About Economy and Versatility
For general purposes and not meant to be packed into the backcountry as a tent ground cloth. Dry Top
Rigging a tarp as an emergency shelter doesn’t have to be a cumbersome affair. Learn a few simple knots like the Taut-Line Hitch, Bowline, and Trucker’s Hitch, and you can rig a tarp as a simple A-frame, a lean-to, or any other configuration that makes sense for your circumstances. If you use a tent pole in the center to keep rain from pooling, be sure to soften the contact point with a rag or sock to avoid punctures. Standard tarp sizes such as 5×7 and 8×10 feet will also serve as a ground cloth for most 2- to 4-man family tents. Remember, you are not looking for light weight and efficiency here. A utility tarp is all about economy and versatility.
Use one of these to protect things that spend a lot of time outside. Xpose Safety
Not everyone has the luxury of covered parking for their boat. But if you have a tarp and a few bungee cords handy, it’s easy to rig up a shelter for just about any boat or vehicle in a matter of minutes without investing in a dedicated canvas boat cover.
Great For Leaves
Even if yours begins to show signs of wear and tear, you can still use it for other tasks. B-Air

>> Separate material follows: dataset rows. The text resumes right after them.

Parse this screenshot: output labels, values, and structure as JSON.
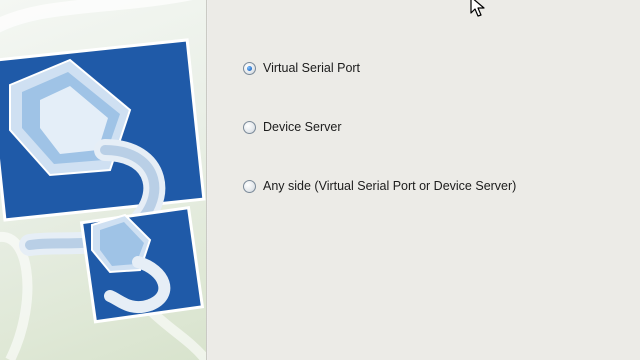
{
  "options": [
    {
      "label": "Virtual Serial Port",
      "checked": true
    },
    {
      "label": "Device Server",
      "checked": false
    },
    {
      "label": "Any side (Virtual Serial Port or Device Server)",
      "checked": false
    }
  ],
  "colors": {
    "banner_blue": "#1f5aa8",
    "radio_selected": "#2a6fc6",
    "background": "#ecebe7"
  },
  "icons": [
    "network-cable-icon",
    "mouse-cursor-icon"
  ]
}
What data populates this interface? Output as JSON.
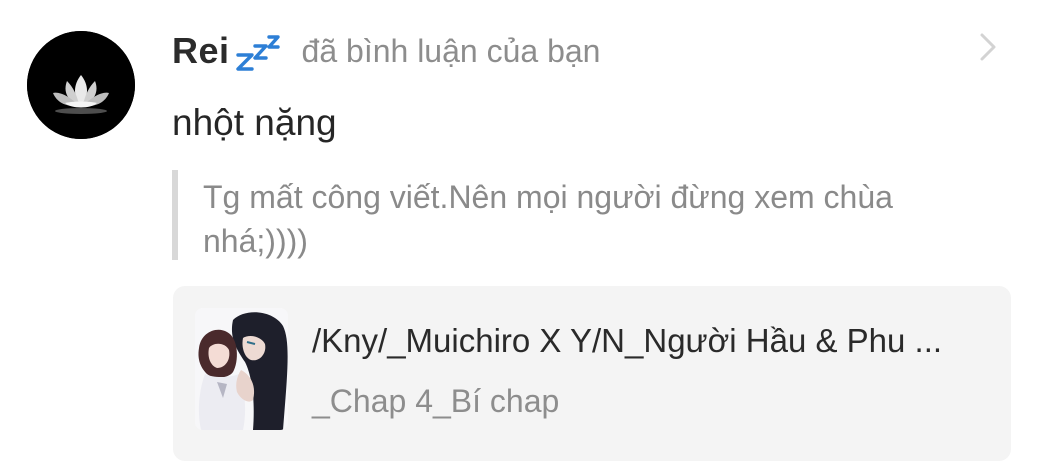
{
  "comment": {
    "username": "Rei",
    "username_badge": "zzz-sleep-emoji",
    "action_text": "đã bình luận của bạn",
    "reply_text": "nhột nặng",
    "quoted_text": "Tg mất công viết.Nên mọi người đừng xem chùa nhá;))))"
  },
  "story": {
    "title": "/Kny/_Muichiro X Y/N_Người Hầu & Phu ...",
    "chapter": "_Chap 4_Bí chap",
    "cover_icon": "anime-couple-cover-image"
  },
  "icons": {
    "avatar": "white-lotus-avatar",
    "chevron": "chevron-right-icon"
  },
  "colors": {
    "username": "#2b2b2b",
    "meta_gray": "#8d8d8d",
    "quote_border": "#d8d8d8",
    "card_background": "#f4f4f4",
    "zzz_blue": "#2d7fd6"
  }
}
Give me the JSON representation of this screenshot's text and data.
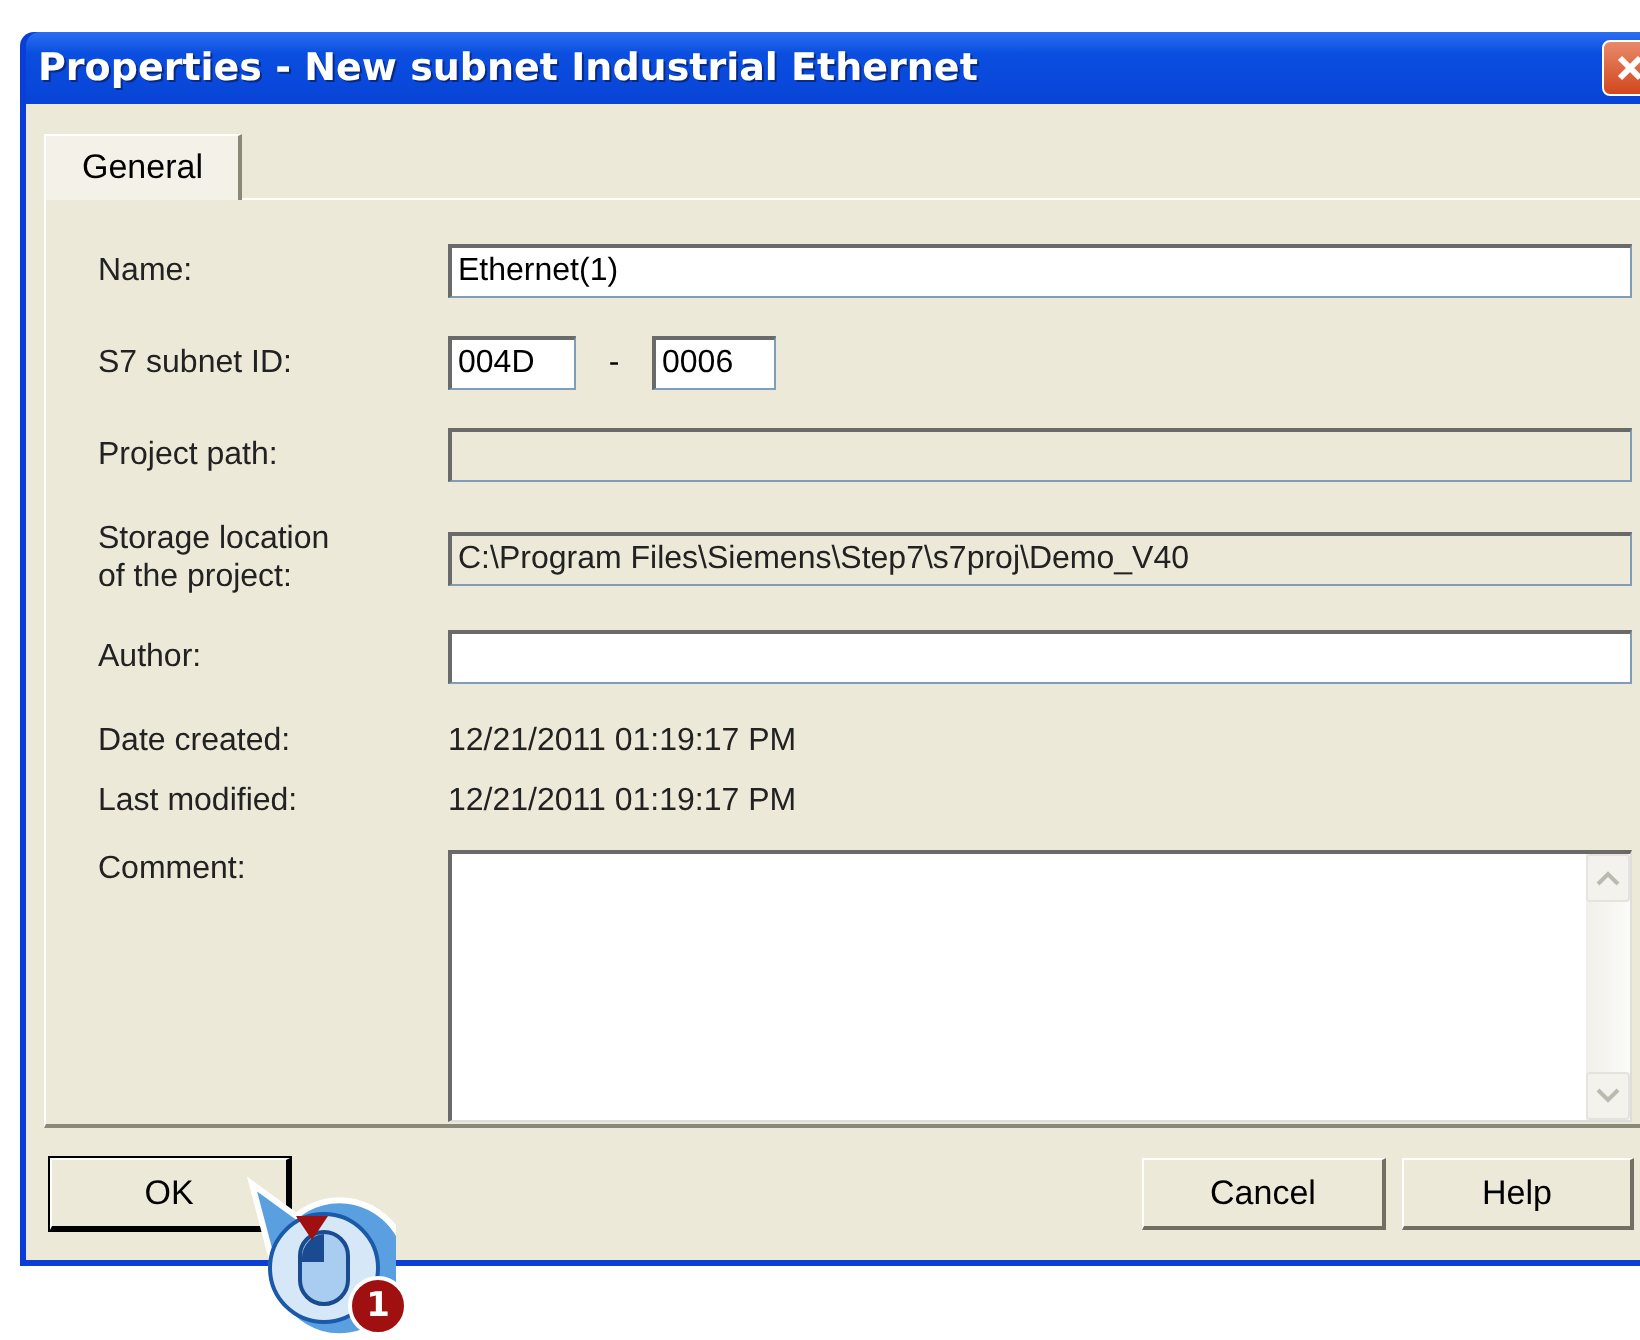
{
  "window": {
    "title": "Properties -  New subnet Industrial Ethernet"
  },
  "tabs": [
    {
      "label": "General",
      "selected": true
    }
  ],
  "fields": [
    {
      "kind": "input",
      "label": "Name:",
      "value": "Ethernet(1)",
      "disabled": false
    },
    {
      "kind": "id_pair",
      "label": "S7 subnet ID:",
      "values": [
        "004D",
        "0006"
      ],
      "separator": "-"
    },
    {
      "kind": "input",
      "label": "Project path:",
      "disabled": true
    },
    {
      "kind": "input",
      "label": "Storage location\nof the project:",
      "value": "C:\\Program Files\\Siemens\\Step7\\s7proj\\Demo_V40",
      "disabled": true
    },
    {
      "kind": "input",
      "label": "Author:",
      "disabled": false
    },
    {
      "kind": "static",
      "label": "Date created:",
      "value": "12/21/2011 01:19:17 PM"
    },
    {
      "kind": "static",
      "label": "Last modified:",
      "value": "12/21/2011 01:19:17 PM"
    },
    {
      "kind": "multiline",
      "label": "Comment:"
    }
  ],
  "buttons": [
    {
      "label": "OK",
      "focused": true
    },
    {
      "label": "Cancel",
      "focused": false
    },
    {
      "label": "Help",
      "focused": false
    }
  ],
  "callout": {
    "step": "1"
  }
}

Once a utility tarp has begun to lose its waterproof qualities, don’t throw it away. You never know when you might need some rudimentary coverage over the firewood pile, some lumber, or a leaky roof. And a worn-out tarp is just about the best leaf hauler there is. Pack up an entire autumn’s worth of leaves at once, and easily slide them across the lawn to a mulch pile, garden, or flower bed.